“If you focus on the reason you went into medicine in the first place, which is to help people and marvel at the miracles modern medicine is able to do, then you’ll have less burnout,” he said.

Nevertheless, other solutions also can help. Clinical laboratories play a key role in maximizing physician/patient encounters. By extension, physicians and laboratories are linked in unique ways that enable labs to reduce physician burden and ensure positive healthcare outcomes.

—Andrea Downing Peck

Related Information:

Physician Burnout, Well-being, and Work Unit Safety Grades in Relationship to Reported Medical Errors

Study Suggests Medical Errors Now the Third Leading Cause of Death in the U.S.

Medical Errors May Stem more from Physician Burnout than Unsafe Health Care Settings

Study Says Rising Doctor Burnout Means Rising Medical Errors

In a First for U.S. Academic Medical Center, Stanford Medicine Hires Chief Physician Wellness Officer

Medscape Lifestyle Report 2017: Race and Ethnicity, Bias and Burnout

Physician Burnout a Key Driver of Medical Errors


Study Finds Occupying Hospital Bed Previously Used by Patient Receiving Antibiotics Increases Odds of Developing C. diff Infection

Latest research provides new opportunities for clinical laboratories to demonstrate how testing can help curb hospital-acquired infections

Pathologists, microbiologists, and other healthcare providers have long been aware that hospital patients taking antibiotics are at higher risk of contracting the potentially deadly Clostridium difficile infection (C. diff). But new research adds an interesting twist to this issue.

Recent research indicates that being a “second user” of a bed may be another risk factor for acquiring the disease. This will give clinical laboratory professionals, microbiologists, and others on the front lines of hospital infection control programs another factor to consider when working to halt the spread of hospital-acquired infections (HAIs).

The recent study was published online in JAMA Internal Medicine. It shows that patients put in a hospital bed previously occupied by someone given antibiotics are 22% more likely to develop the C. difficile infection, even if they do not themselves receive antibiotics. (more…)

Two Studies Find that Patients Want Access to their Health Records, Including Clinical Pathology Test Data

Patients are ready to ready access to their medical records; but physicians are wary

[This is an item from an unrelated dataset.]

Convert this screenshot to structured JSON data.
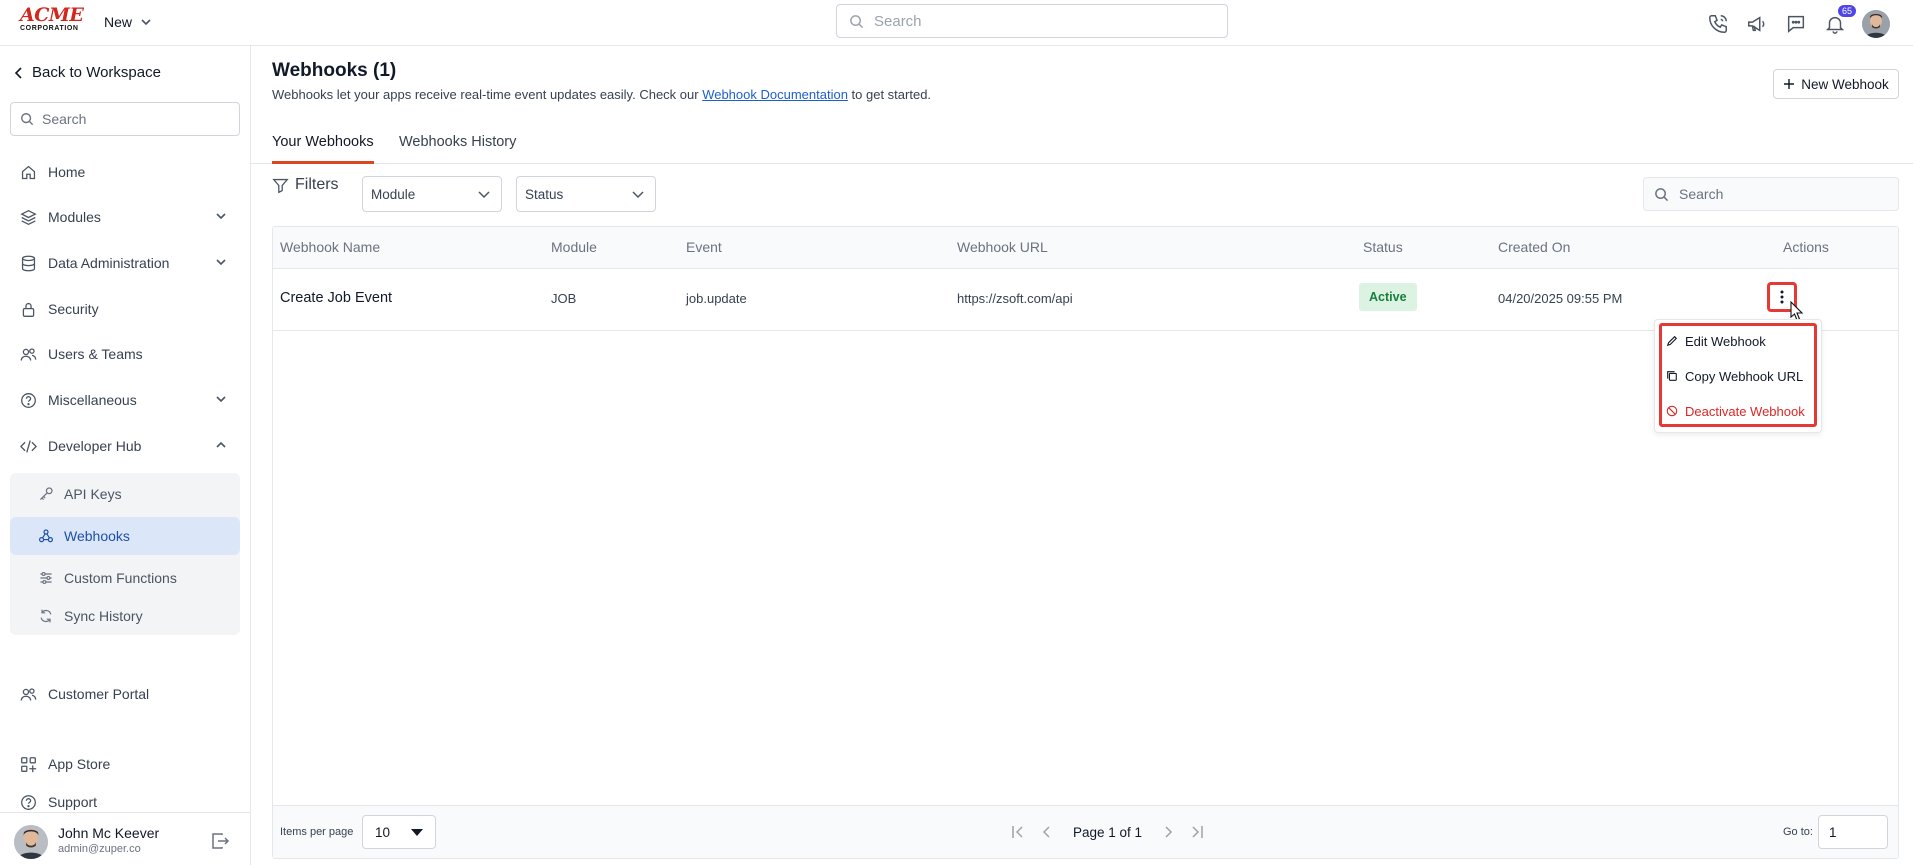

Data from two studies here in the United States affirms that patients want access to their health records. Consequently, health systems are increasingly making it easier for patients to get access to prescription lists, medical laboratory test results and now even doctors’ notes.

These findings are important for clinical laboratories and anatomic pathology groups. Laboratory test data typically makes up 70% of the information contained in patient’s health record. The growing interest on the part of patients to have access to their health records creates an opportunity for labs to add value by helping patients have access to their laboratory test results.

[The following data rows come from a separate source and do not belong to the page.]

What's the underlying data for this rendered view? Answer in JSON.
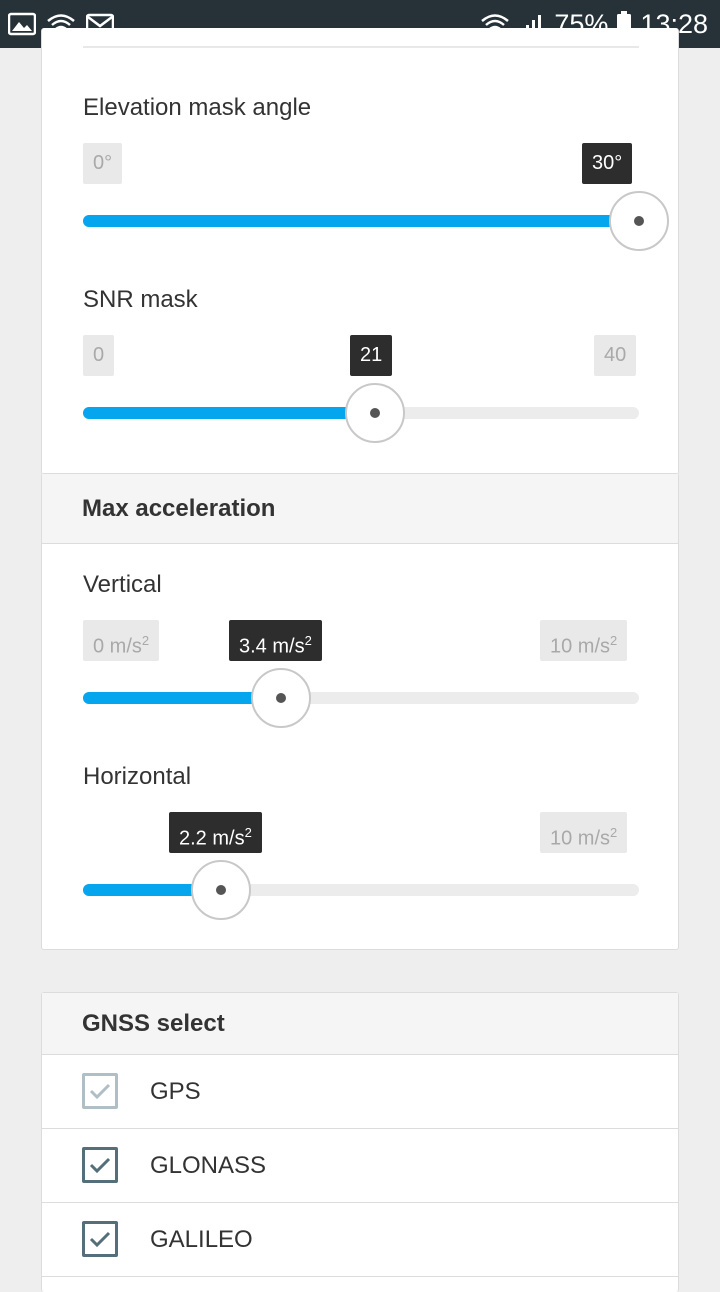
{
  "status_bar": {
    "dots": "...",
    "battery": "75%",
    "time": "13:28",
    "icons": [
      "image-icon",
      "wifi-icon",
      "mail-icon",
      "wifi-icon",
      "signal-icon",
      "battery-icon"
    ]
  },
  "elevation": {
    "label": "Elevation mask angle",
    "min": "0°",
    "value": "30°",
    "fraction": 1.0
  },
  "snr": {
    "label": "SNR mask",
    "min": "0",
    "max": "40",
    "value": "21",
    "fraction": 0.525
  },
  "max_acceleration": {
    "title": "Max acceleration",
    "vertical": {
      "label": "Vertical",
      "min": "0 m/s",
      "max": "10 m/s",
      "value": "3.4 m/s",
      "exp": "2",
      "fraction": 0.34
    },
    "horizontal": {
      "label": "Horizontal",
      "max": "10 m/s",
      "value": "2.2 m/s",
      "exp": "2",
      "fraction": 0.22
    }
  },
  "gnss": {
    "title": "GNSS select",
    "items": [
      {
        "label": "GPS",
        "checked": true,
        "disabled": true
      },
      {
        "label": "GLONASS",
        "checked": true,
        "disabled": false
      },
      {
        "label": "GALILEO",
        "checked": true,
        "disabled": false
      }
    ]
  },
  "colors": {
    "accent": "#05a6ee",
    "statusbar": "#263238",
    "value_chip": "#2d2d2d"
  }
}
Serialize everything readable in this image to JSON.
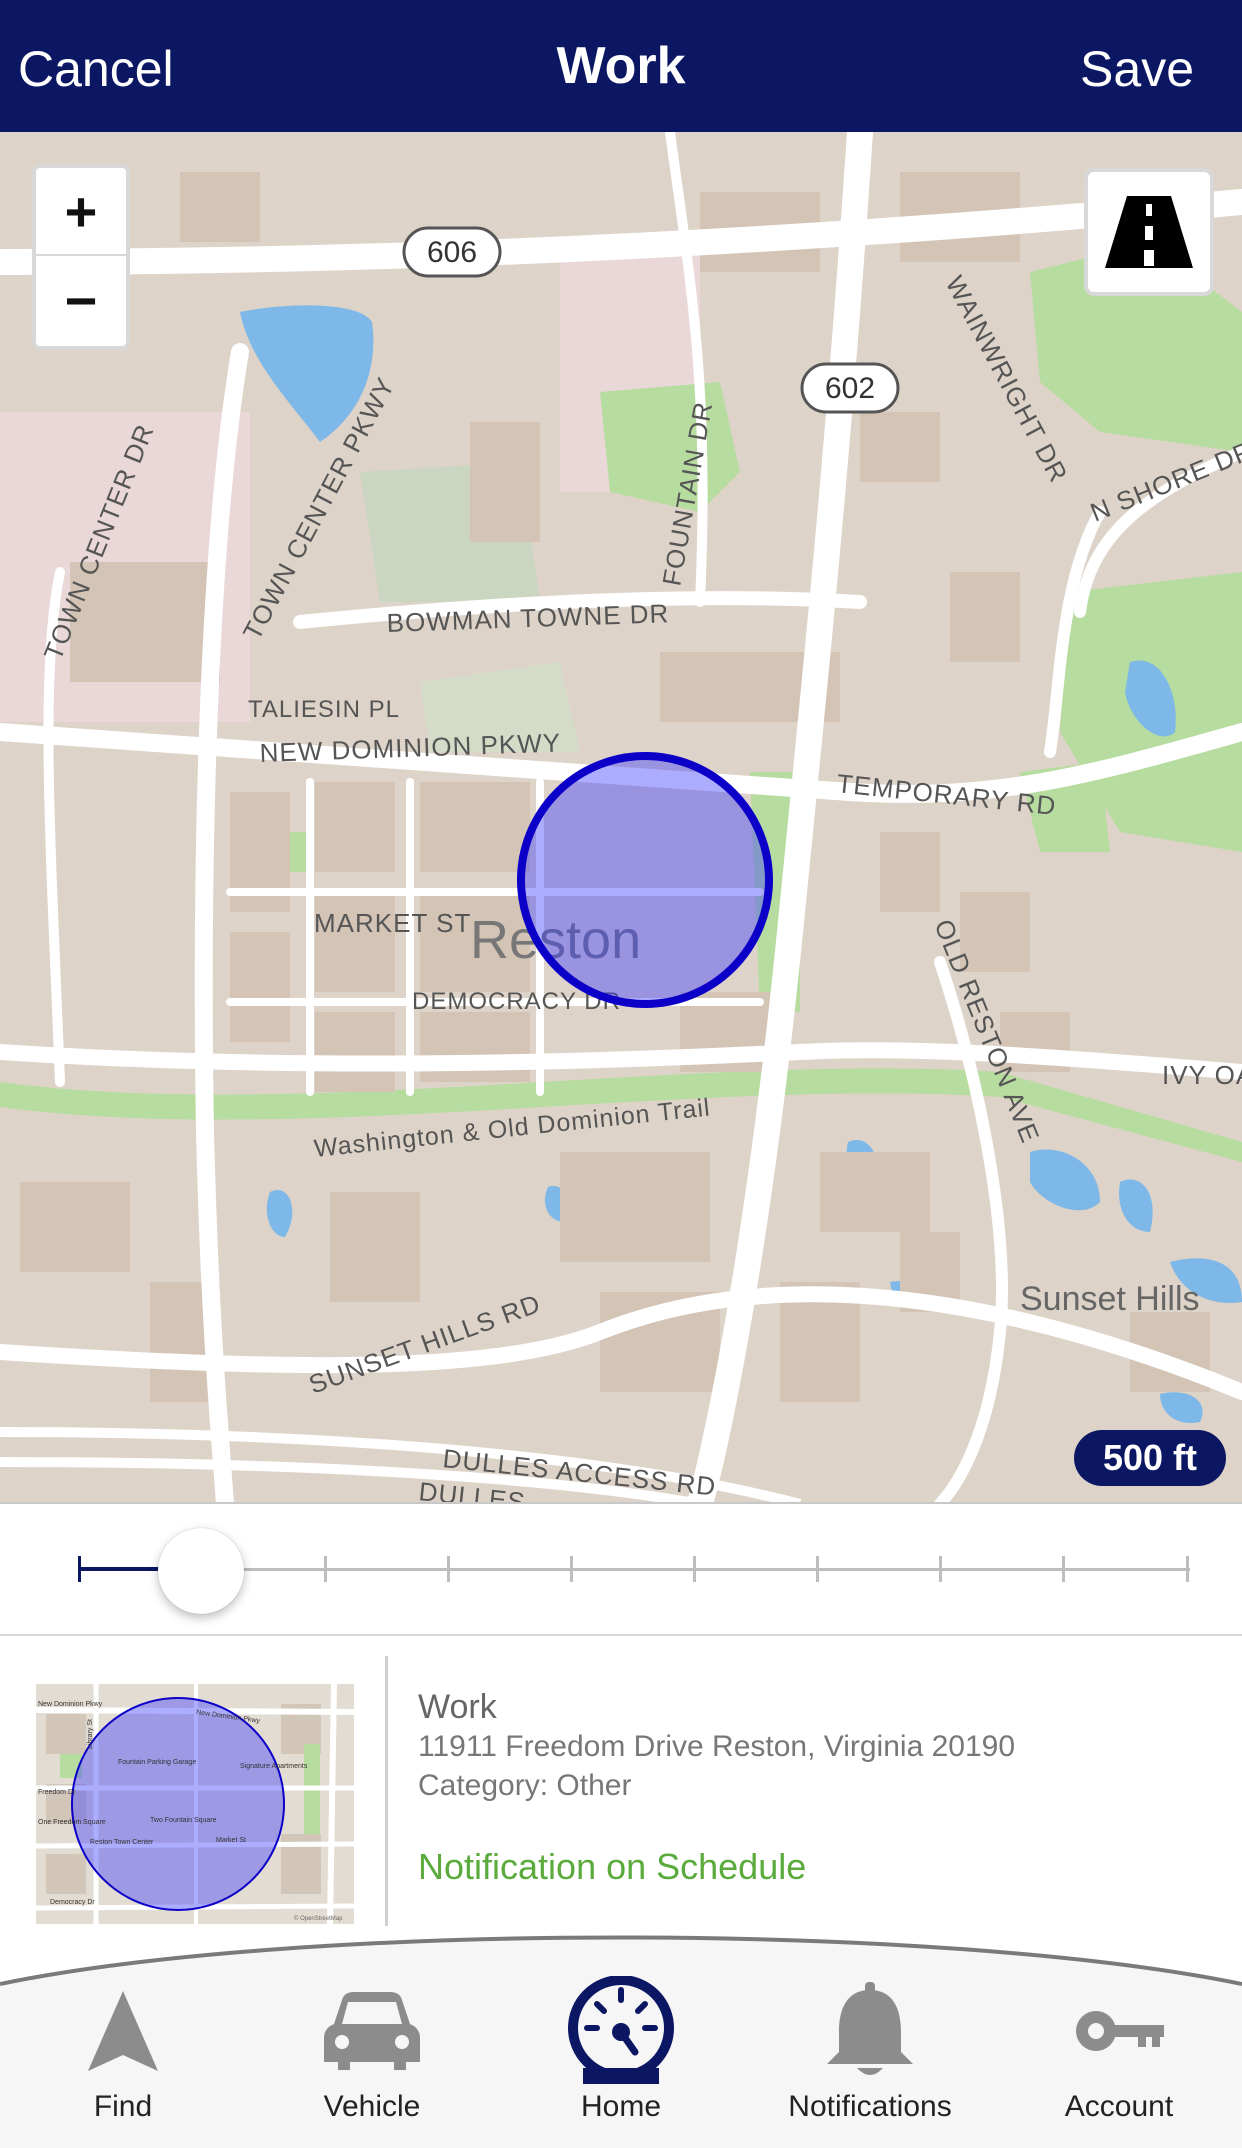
{
  "header": {
    "cancel_label": "Cancel",
    "title": "Work",
    "save_label": "Save"
  },
  "map": {
    "zoom_in_label": "+",
    "zoom_out_label": "−",
    "scale_label": "500 ft",
    "labels": {
      "route_606": "606",
      "route_602": "602",
      "town_center_dr": "TOWN CENTER DR",
      "town_center_pkwy": "TOWN CENTER PKWY",
      "fountain_dr": "FOUNTAIN DR",
      "wainwright_dr": "WAINWRIGHT DR",
      "n_shore_dr": "N SHORE DR",
      "bowman_towne_dr": "BOWMAN TOWNE DR",
      "taliesin_pl": "TALIESIN PL",
      "new_dominion_pkwy": "NEW DOMINION PKWY",
      "temporary_rd": "TEMPORARY RD",
      "market_st": "MARKET ST",
      "reston": "Reston",
      "democracy_dr": "DEMOCRACY DR",
      "old_reston_ave": "OLD RESTON AVE",
      "ivy_oak": "IVY OA",
      "wod_trail": "Washington & Old Dominion Trail",
      "sunset_hills": "Sunset Hills",
      "sunset_hills_rd": "SUNSET HILLS RD",
      "dulles_access_rd": "DULLES ACCESS RD",
      "dulles_2": "DULLES"
    },
    "geofence_color": "#0c00c8"
  },
  "slider": {
    "ticks": 10,
    "value_index": 1
  },
  "location": {
    "name": "Work",
    "address": "11911 Freedom Drive Reston, Virginia 20190",
    "category": "Category: Other",
    "notification": "Notification on Schedule",
    "thumbnail_labels": {
      "new_dominion": "New Dominion Pkwy",
      "new_dominion_2": "New Dominion Pkwy",
      "freedom_dr": "Freedom Dr",
      "library_st": "Library St",
      "market_st": "Market St",
      "democracy_dr": "Democracy Dr",
      "reston_town_center": "Reston Town Center",
      "two_fountain": "Two Fountain Square",
      "fountain_garage": "Fountain Parking Garage",
      "signature": "Signature Apartments",
      "one_freedom": "One Freedom Square",
      "attribution": "© OpenStreetMap"
    }
  },
  "tabs": [
    {
      "label": "Find",
      "icon": "navigation-arrow-icon"
    },
    {
      "label": "Vehicle",
      "icon": "car-icon"
    },
    {
      "label": "Home",
      "icon": "speedometer-icon"
    },
    {
      "label": "Notifications",
      "icon": "bell-icon"
    },
    {
      "label": "Account",
      "icon": "key-icon"
    }
  ],
  "colors": {
    "header_bg": "#0c1764",
    "accent": "#0c1764",
    "notification_green": "#5aaa3c",
    "map_bg": "#ded3c8"
  }
}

Of course, in providing that access, labs must comply with applicable laws governing patient privacy. They must also respect the relationship patients have with referring physicians and how those physicians are themselves allowing patients access to the health records they maintain in their medical practices.